“We don’t buy what we need – we buy because we are tempted”
However, over the past couple of years, organisations have been promoting the avoidance of Black Friday and the consumerist excess it instigates, suggesting more sustainable alternatives as a way to both save money and encourage community connections.
In 2016, environmental charity Hubbub launched #BrightFriday, a campaign designed to ease the pressure on people to spend beyond their means and do something that they enjoy instead, encouraging them to pledge what they are doing instead of taking part in Black Friday sales. Including an online platform full of ideas on what to do as an alternative, the campaign was supported by public figures such as Green MP Caroline Lucas and fashion designer Christopher Raeburn.

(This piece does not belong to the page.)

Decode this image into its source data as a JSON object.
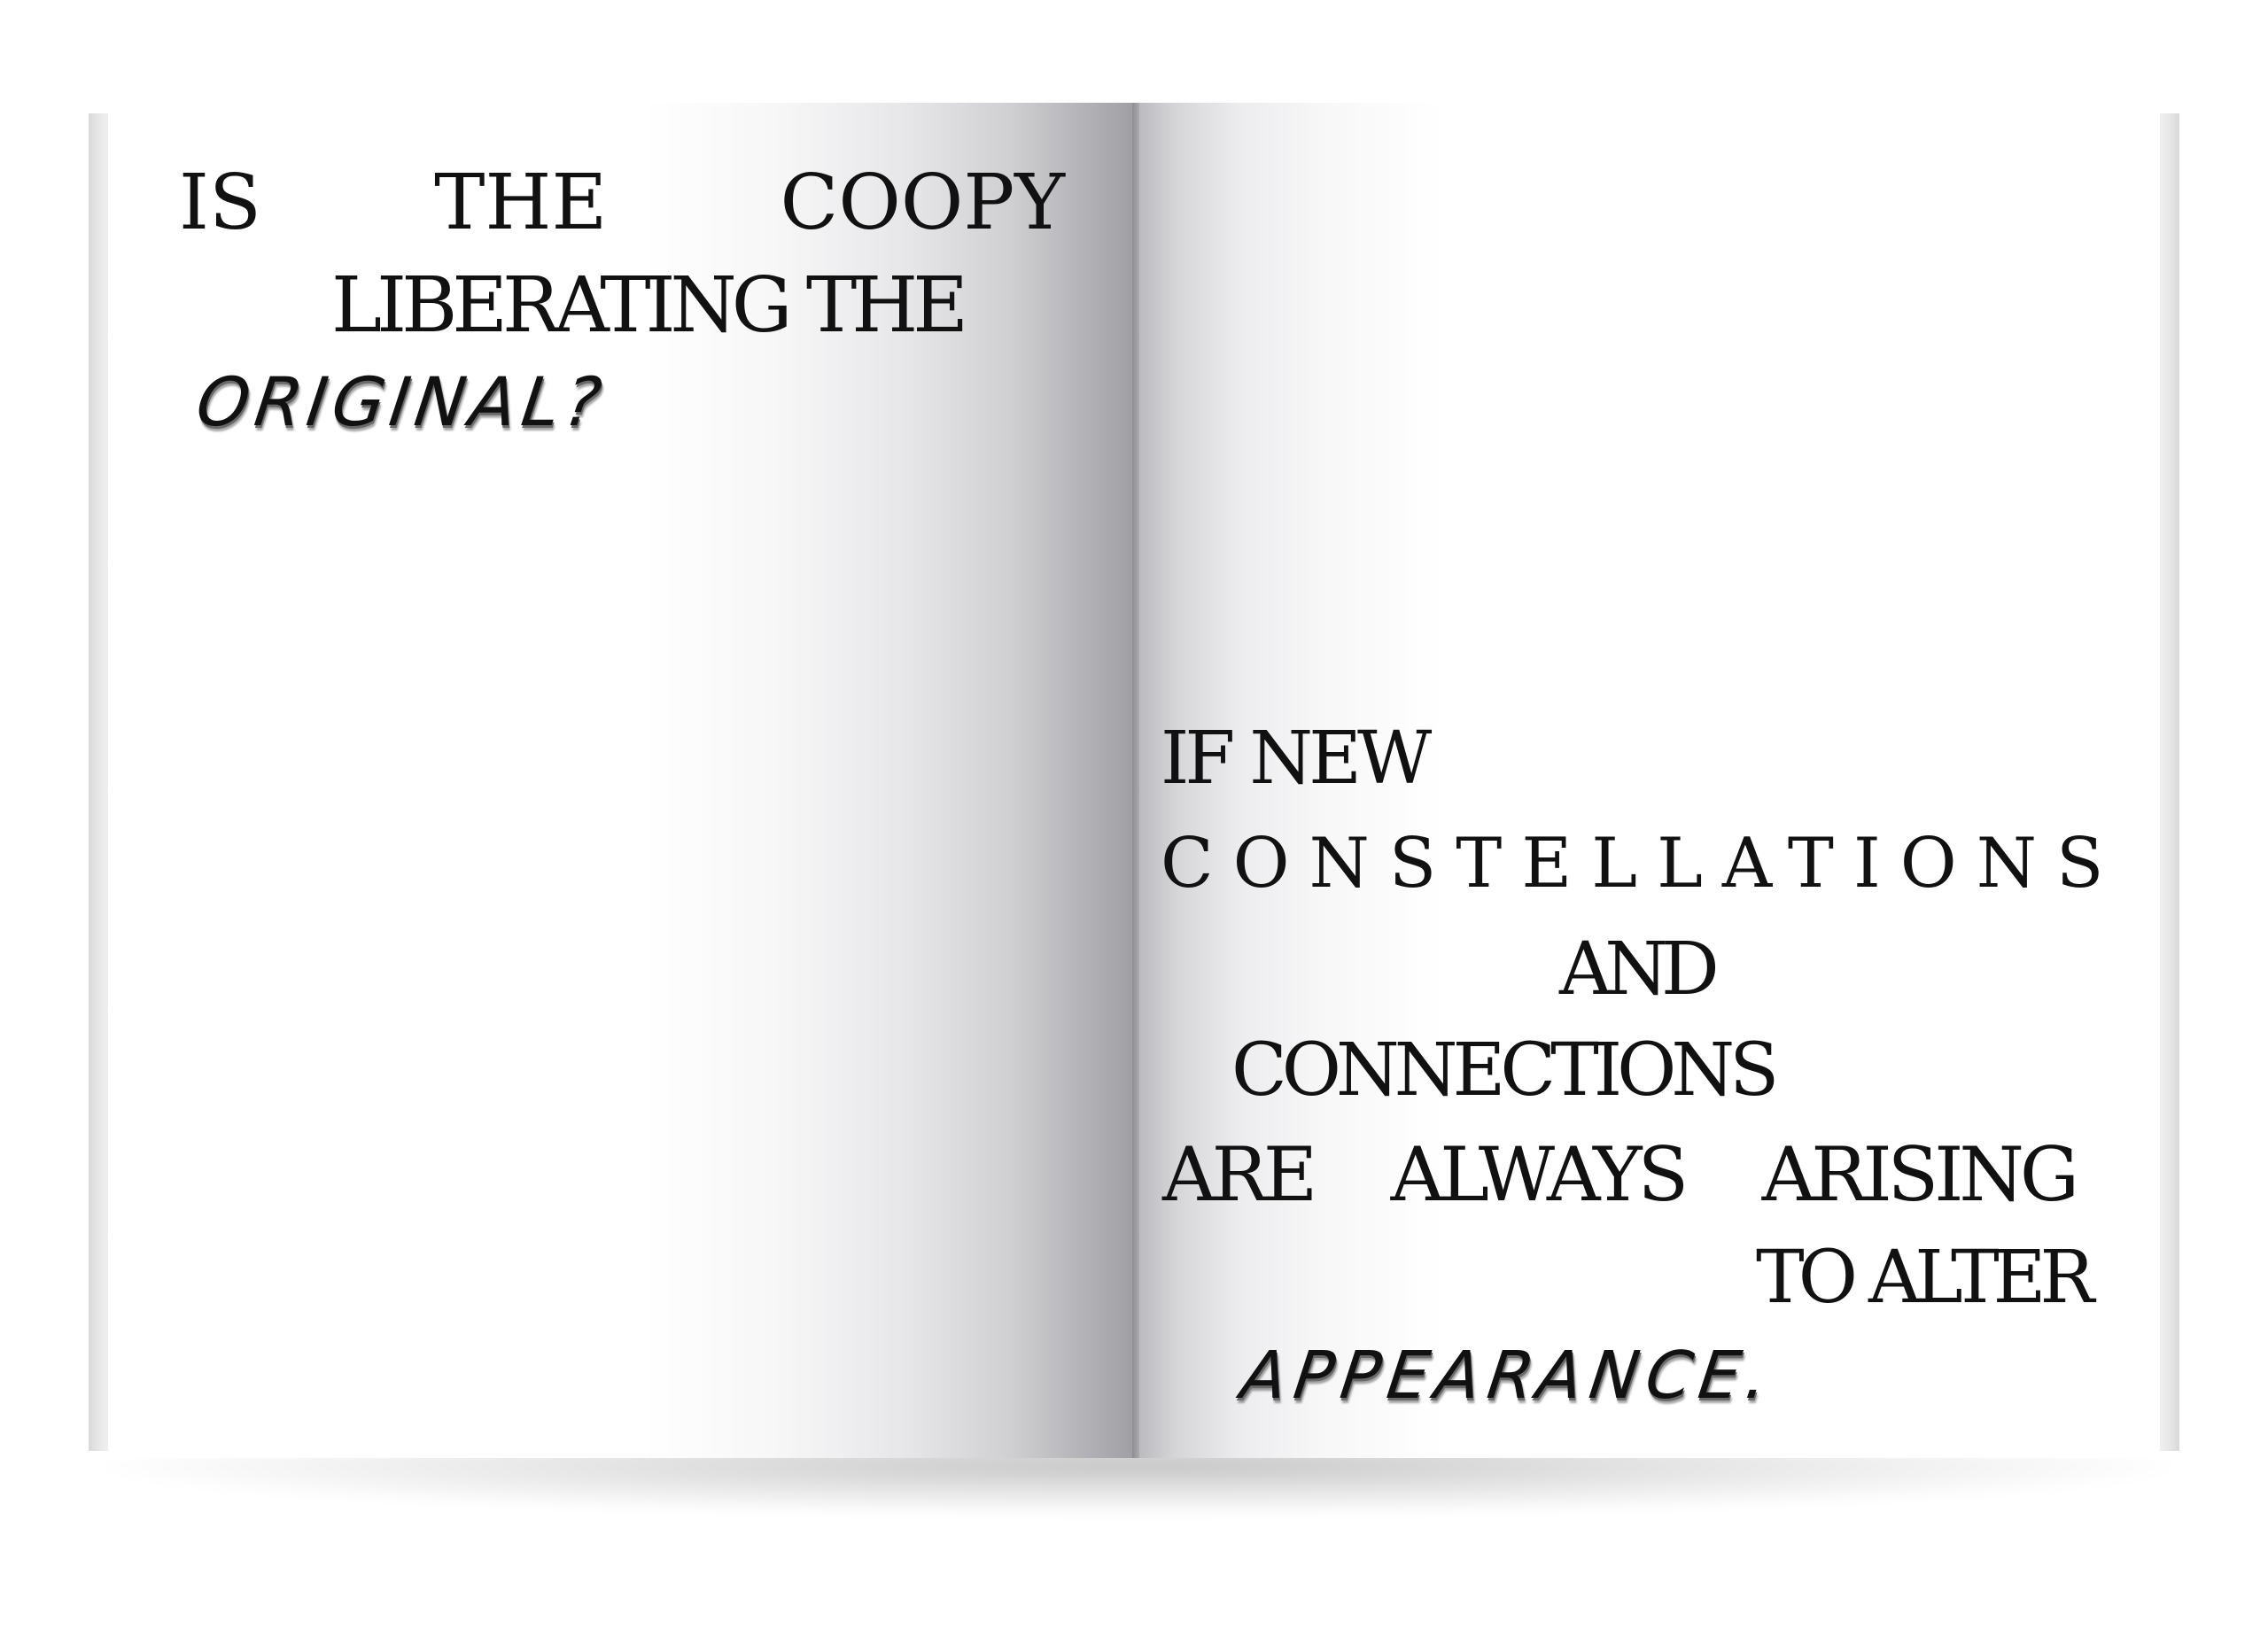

Last year, Greenmatch ran an article and infographic encouraging shoppers to make Black Friday as eco friendly as possible by carrying out actions such as bringing their own shopping bags, supporting small and local businesses rather than big chains, and making online orders in one transaction to reduce shipping and packaging.
The article also suggested writing a shopping list first to avoid impulse buys – according to stats from Finder, 21 per cent of Brits purchased something on Black Friday or Cyber Monday last year that they later regretted. £362 million worth of items were returned to shops after the event.

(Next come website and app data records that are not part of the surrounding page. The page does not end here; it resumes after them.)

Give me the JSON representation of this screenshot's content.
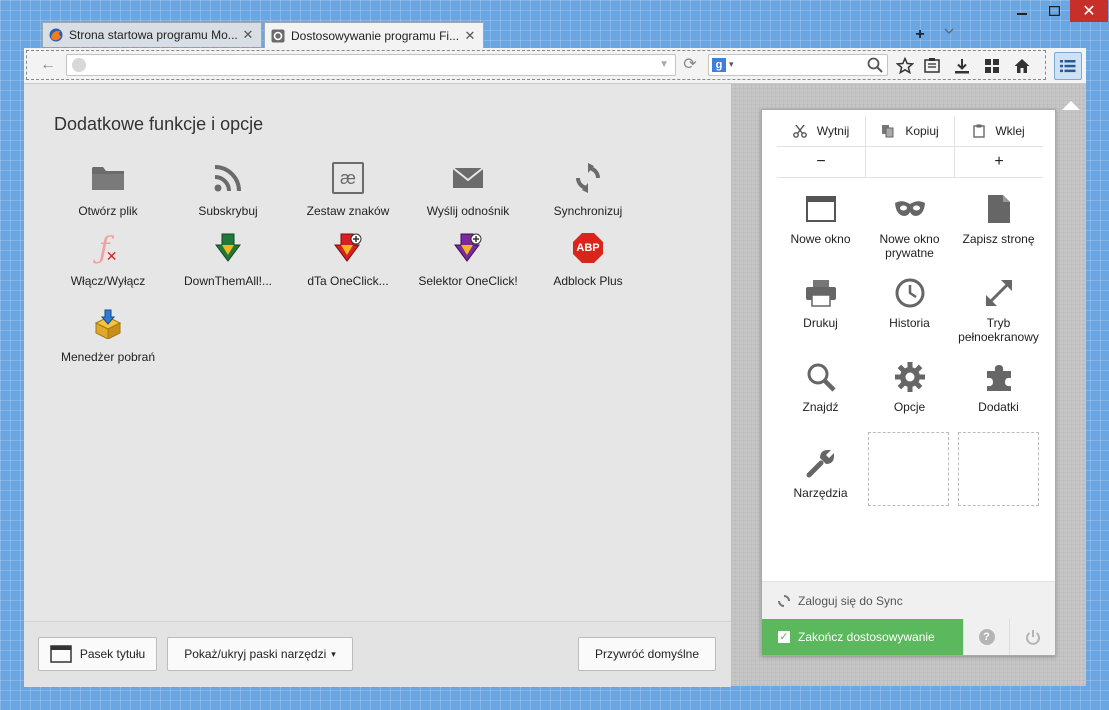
{
  "window": {
    "min_glyph": "—",
    "max_glyph": "☐",
    "close_glyph": "✕"
  },
  "tabs": [
    {
      "label": "Strona startowa programu Mo...",
      "close": "✕"
    },
    {
      "label": "Dostosowywanie programu Fi...",
      "close": "✕"
    }
  ],
  "tabstrip": {
    "newtab_glyph": "+",
    "tablist_glyph": "⌄"
  },
  "navbar": {
    "back_glyph": "←",
    "url_value": "",
    "url_placeholder": "",
    "reload_glyph": "⟳",
    "search_engine": "g",
    "search_value": ""
  },
  "palette": {
    "title": "Dodatkowe funkcje i opcje",
    "items": [
      {
        "label": "Otwórz plik",
        "icon": "folder-icon"
      },
      {
        "label": "Subskrybuj",
        "icon": "rss-icon"
      },
      {
        "label": "Zestaw znaków",
        "icon": "charset-icon",
        "glyph": "æ"
      },
      {
        "label": "Wyślij odnośnik",
        "icon": "mail-icon"
      },
      {
        "label": "Synchronizuj",
        "icon": "sync-icon"
      },
      {
        "label": "Włącz/Wyłącz",
        "icon": "flash-disable-icon",
        "glyph": "ƒ"
      },
      {
        "label": "DownThemAll!...",
        "icon": "downthemall-icon"
      },
      {
        "label": "dTa OneClick...",
        "icon": "dta-oneclick-icon"
      },
      {
        "label": "Selektor OneClick!",
        "icon": "oneclick-selector-icon"
      },
      {
        "label": "Adblock Plus",
        "icon": "adblock-plus-icon",
        "glyph": "ABP"
      },
      {
        "label": "Menedżer pobrań",
        "icon": "download-manager-icon"
      }
    ]
  },
  "bottom": {
    "title_bar_label": "Pasek tytułu",
    "toolbars_label": "Pokaż/ukryj paski narzędzi",
    "toolbars_caret": "▾",
    "restore_label": "Przywróć domyślne"
  },
  "menu": {
    "edit": {
      "cut": "Wytnij",
      "copy": "Kopiuj",
      "paste": "Wklej"
    },
    "zoom": {
      "out": "−",
      "in": "+"
    },
    "items": [
      {
        "label": "Nowe okno",
        "icon": "new-window-icon"
      },
      {
        "label": "Nowe okno prywatne",
        "icon": "private-window-icon"
      },
      {
        "label": "Zapisz stronę",
        "icon": "save-page-icon"
      },
      {
        "label": "Drukuj",
        "icon": "print-icon"
      },
      {
        "label": "Historia",
        "icon": "history-icon"
      },
      {
        "label": "Tryb pełnoekranowy",
        "icon": "fullscreen-icon"
      },
      {
        "label": "Znajdź",
        "icon": "find-icon"
      },
      {
        "label": "Opcje",
        "icon": "options-icon"
      },
      {
        "label": "Dodatki",
        "icon": "addons-icon"
      },
      {
        "label": "Narzędzia",
        "icon": "tools-icon"
      }
    ],
    "sync_label": "Zaloguj się do Sync",
    "finish_label": "Zakończ dostosowywanie",
    "help_glyph": "?",
    "check_glyph": "✓"
  },
  "colors": {
    "accent_green": "#5cb85c",
    "desktop_blue": "#6aa6e2",
    "close_red": "#c7302a"
  }
}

Buy Nothing Day is an international day of protest against consumerism held on Black Friday. Founded by Canadian artist and activist, Ted Dave, in 1992, events and creative actions now happen across 65 countries to raise awareness of excessive purchasing and waste it contributes to.
Promoted by Adbusters magazine, the movement has sparked events such as credit card cut-ups, clothing swaps, and zombie walks, where participants dress up as the living dead to highlight how big companies brainwash us into thinking we need to keep spending money to be happy.
Greenpeace also launched a campaign to disrupt Black Friday and Cyber Monday. Estimating that consumption represents 60 per cent of greenhouse gas emissions, ‘Make Smthing’ was an international series of events designed to bring communities together and encourage participants to upcycle, fix and create new things from recycled materials.
Make Smthing is being refreshed this year, with events running across the United States, Southeast Asia and Europe, including a sustainable Christmas wreath-making workshop in London and a Repair Cafe in Pontypridd.
This year, over 300 retailers are choosing not to participate in Black Friday deals. Consisting mostly of French brands, the shops linking up with The Make Friday Green Again collective aim to discourage people from buying things they don’t need just because they are cheap.
Nicolas Rohr Co-founder of Faguo, the sustainable clothing brand behind Make Friday Green Again, said: “When people buy something, we pollute because of the carbon emissions that come from making that product, from using it and then getting rid of that product.
“Today we don’t buy what we need – we buy because we are tempted. We are not in a good relationship with consumption any more.”
However, while some retailers are fully opting out of Black Friday and Cyber Monday for environmental reasons, other companies appear to be discouraging consumerism but are in fact just offering their own discounts outside of the designated days.
In 2015 Asda stated it would no longer be taking part in Black Friday and for the past couple of years it rolled out its somewhat misleading promotion “Green is the New Black,” a series of discounts throughout November that had nothing to do with discouraging over-consumption on Black Friday, and everything to do with raising profits in the lead-up to Christmas.
While it may not be possible for everyone to simply boycott all purchases in the run up to Christmas, there are ways to be more mindful of the environmental impact our shopping may have and still partake in the season of goodwill.
As George Monbiot said: “Bake them a cake, write them a poem, give them a kiss, tell them a joke, but for God's sake stop trashing the planet to tell someone you care. All it shows is that you don't.”